Hololens. Fologram, Grasshopper.

Faculty: Ming Tang, RA, Associate Prof. University of Cincinnati

Students: Alexandra Cole, Morgan Heald, Andrew Pederson,Lauren Venesy,Daniel Anderi, Collin Cooper, Nicholas Dorsey, ,John Garrison, Gabriel Juriga, Isaac Keller, Tyler Kennedy, Nikki Klein, Brandon Kroger, Kelsey Kryspin, Laura Lenarduzzi, Shelby Leshnak, Lauren Meister,De’Sean Morris, Robert Peebles, Yiying Qiu, Jordan Sauer, Jens Slagter, Chad Summe, David Torres, Samuel Williamson, Dongrui Zhu, Todd Funkhouser.

Project team lead: Jordan Sauer, Yiying Qiu, Robert Peebles,David Torres.

 

Videos of working in progress

 

publication in Urban Rail Transit journal

Paper published in the Urban Rail Transit journal

This paper describes an innovative integration of eye-tracking (ET) with virtual reality (VR), and details the application of these combined technologies for the adaptive reuse redesign of the Wudaokou rail station in Beijing. The objective of the research is to develop a hybrid approach, combining ET and VR technologies, as part of an experimental study of how to improve wayfinding and pedestrian movement in crowded environments such as those found in urban subway stations during peak hours. Using ET analysis, design features such as edges, and color contrast are used to evaluate several proposed rail station redesigns. Through VR and screen-based ET, visual attention and related spatial responses are tracked and analyzed for the selected redesign elements. This paper assesses the potential benefits of using ET and VR to assist identification of station design elements that will improve wayfinding and pedestrian movement, and describes how the combination of VR and ET can influence the design process.

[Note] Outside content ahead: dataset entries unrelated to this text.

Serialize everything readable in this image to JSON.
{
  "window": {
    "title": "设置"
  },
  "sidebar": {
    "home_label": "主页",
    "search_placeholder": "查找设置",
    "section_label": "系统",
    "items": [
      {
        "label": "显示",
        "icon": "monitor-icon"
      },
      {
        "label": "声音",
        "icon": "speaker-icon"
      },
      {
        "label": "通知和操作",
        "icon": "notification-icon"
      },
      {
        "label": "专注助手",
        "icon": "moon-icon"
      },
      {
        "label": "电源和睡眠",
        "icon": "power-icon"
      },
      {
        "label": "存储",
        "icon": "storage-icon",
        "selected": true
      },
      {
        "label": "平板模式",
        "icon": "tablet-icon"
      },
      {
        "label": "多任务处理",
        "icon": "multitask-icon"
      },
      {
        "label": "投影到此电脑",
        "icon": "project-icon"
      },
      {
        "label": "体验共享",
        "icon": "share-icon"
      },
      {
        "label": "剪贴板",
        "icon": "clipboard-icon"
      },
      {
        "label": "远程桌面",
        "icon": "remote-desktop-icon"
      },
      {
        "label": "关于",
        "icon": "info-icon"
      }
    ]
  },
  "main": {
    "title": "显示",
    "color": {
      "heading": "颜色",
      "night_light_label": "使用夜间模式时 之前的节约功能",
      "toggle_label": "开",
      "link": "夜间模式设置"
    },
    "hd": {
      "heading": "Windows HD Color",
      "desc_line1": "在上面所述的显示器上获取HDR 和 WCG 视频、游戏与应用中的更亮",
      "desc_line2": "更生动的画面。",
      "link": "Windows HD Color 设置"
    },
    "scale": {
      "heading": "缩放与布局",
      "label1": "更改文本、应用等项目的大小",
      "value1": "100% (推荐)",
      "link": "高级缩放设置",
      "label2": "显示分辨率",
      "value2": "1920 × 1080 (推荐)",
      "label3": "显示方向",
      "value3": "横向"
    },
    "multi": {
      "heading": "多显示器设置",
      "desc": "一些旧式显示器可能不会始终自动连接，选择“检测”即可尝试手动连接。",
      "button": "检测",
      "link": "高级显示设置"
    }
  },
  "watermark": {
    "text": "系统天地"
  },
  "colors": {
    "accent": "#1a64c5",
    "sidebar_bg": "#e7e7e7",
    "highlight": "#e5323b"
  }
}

The research concludes that the combination of VR and ET offers unique advantages for modeling how the design of rail transit hub interiors can influence the visual attention and movement behavior of those using the redesigned station.  This is especially true for crowded conditions in complex interior spaces. The use of integrated ET and VR technology is shown to inform innovative design approaches for facilitating improved wayfinding and pedestrian movement within redesigned rail stations.

Full paper: download PDF, read HTML

Check out Tang’s eye-tracking research with transit hub design studio ARCH4002, Spring 2018.